Items listed in a dataset
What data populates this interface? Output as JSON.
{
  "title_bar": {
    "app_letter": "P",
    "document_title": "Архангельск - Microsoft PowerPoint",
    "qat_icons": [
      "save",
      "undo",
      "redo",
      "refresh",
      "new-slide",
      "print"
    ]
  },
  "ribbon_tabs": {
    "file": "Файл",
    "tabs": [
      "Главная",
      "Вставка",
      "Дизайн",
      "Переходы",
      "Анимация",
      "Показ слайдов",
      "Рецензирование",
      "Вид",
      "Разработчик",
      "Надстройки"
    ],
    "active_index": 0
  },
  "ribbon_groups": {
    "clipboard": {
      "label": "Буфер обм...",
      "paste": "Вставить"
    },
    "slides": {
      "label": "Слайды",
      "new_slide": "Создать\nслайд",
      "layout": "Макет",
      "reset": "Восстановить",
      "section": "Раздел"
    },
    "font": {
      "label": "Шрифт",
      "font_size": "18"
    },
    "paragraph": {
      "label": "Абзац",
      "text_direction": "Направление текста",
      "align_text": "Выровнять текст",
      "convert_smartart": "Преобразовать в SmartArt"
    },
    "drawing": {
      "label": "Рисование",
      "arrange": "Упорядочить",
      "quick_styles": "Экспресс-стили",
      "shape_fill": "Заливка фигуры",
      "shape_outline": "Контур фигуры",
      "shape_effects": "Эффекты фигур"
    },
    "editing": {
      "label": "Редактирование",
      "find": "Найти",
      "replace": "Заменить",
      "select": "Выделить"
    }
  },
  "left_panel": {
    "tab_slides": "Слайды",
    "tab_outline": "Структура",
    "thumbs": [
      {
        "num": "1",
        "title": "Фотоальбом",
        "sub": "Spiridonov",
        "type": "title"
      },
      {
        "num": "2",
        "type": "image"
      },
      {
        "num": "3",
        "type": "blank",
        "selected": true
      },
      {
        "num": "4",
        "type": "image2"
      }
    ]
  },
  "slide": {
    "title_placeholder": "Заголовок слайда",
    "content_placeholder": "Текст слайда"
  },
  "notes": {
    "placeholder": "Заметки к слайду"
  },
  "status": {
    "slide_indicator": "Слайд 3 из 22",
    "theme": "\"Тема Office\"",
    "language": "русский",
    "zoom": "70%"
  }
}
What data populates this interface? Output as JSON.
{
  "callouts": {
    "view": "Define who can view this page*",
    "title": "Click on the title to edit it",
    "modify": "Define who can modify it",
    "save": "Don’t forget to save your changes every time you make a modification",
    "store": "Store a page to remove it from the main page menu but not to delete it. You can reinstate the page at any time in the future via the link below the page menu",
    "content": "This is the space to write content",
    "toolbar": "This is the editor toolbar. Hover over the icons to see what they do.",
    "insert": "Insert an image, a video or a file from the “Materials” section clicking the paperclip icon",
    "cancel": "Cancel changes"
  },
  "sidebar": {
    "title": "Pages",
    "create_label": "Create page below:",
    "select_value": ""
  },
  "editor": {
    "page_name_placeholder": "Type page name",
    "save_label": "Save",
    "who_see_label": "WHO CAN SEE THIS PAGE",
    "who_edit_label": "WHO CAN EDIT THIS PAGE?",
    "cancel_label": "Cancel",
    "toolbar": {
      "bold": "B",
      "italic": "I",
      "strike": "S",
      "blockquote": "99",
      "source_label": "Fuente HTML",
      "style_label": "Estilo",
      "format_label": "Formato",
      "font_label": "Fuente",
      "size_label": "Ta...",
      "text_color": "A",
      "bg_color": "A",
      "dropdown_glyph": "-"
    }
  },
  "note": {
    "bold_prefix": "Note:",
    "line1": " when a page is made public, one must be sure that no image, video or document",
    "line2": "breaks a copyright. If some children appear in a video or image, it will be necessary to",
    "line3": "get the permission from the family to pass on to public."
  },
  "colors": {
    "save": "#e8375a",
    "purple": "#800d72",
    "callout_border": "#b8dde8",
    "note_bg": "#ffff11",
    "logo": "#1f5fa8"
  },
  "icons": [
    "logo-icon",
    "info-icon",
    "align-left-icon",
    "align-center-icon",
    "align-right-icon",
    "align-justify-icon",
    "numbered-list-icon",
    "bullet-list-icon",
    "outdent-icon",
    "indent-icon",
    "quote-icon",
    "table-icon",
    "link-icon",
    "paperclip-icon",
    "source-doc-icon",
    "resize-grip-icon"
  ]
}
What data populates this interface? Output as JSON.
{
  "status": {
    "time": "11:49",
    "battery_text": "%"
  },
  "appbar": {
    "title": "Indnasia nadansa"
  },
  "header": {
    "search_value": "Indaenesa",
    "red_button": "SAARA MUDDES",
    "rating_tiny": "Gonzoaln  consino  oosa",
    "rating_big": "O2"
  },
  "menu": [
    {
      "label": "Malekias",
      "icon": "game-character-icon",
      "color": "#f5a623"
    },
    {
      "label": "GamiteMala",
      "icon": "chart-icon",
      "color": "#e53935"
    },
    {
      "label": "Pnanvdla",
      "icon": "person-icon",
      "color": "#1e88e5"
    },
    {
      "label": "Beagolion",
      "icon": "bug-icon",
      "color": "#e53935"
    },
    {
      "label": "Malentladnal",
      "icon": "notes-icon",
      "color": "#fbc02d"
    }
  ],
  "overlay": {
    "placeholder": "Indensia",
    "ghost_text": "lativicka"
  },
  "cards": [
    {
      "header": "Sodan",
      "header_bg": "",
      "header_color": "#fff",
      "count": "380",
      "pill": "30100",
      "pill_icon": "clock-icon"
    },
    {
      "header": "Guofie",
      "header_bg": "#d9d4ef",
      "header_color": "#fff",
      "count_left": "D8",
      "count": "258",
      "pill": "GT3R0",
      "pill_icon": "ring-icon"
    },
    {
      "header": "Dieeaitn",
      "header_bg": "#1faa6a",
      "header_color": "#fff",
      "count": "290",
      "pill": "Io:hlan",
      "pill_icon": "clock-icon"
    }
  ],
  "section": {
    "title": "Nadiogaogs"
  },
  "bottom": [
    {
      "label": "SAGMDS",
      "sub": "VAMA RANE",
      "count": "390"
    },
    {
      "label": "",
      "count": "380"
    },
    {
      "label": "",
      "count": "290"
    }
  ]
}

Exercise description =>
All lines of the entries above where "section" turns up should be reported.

Expected output =>
      "section": "Раздел"
    "insert": "Insert an image, a video or a file from the “Materials” section clicking the paperclip icon",
  "section": {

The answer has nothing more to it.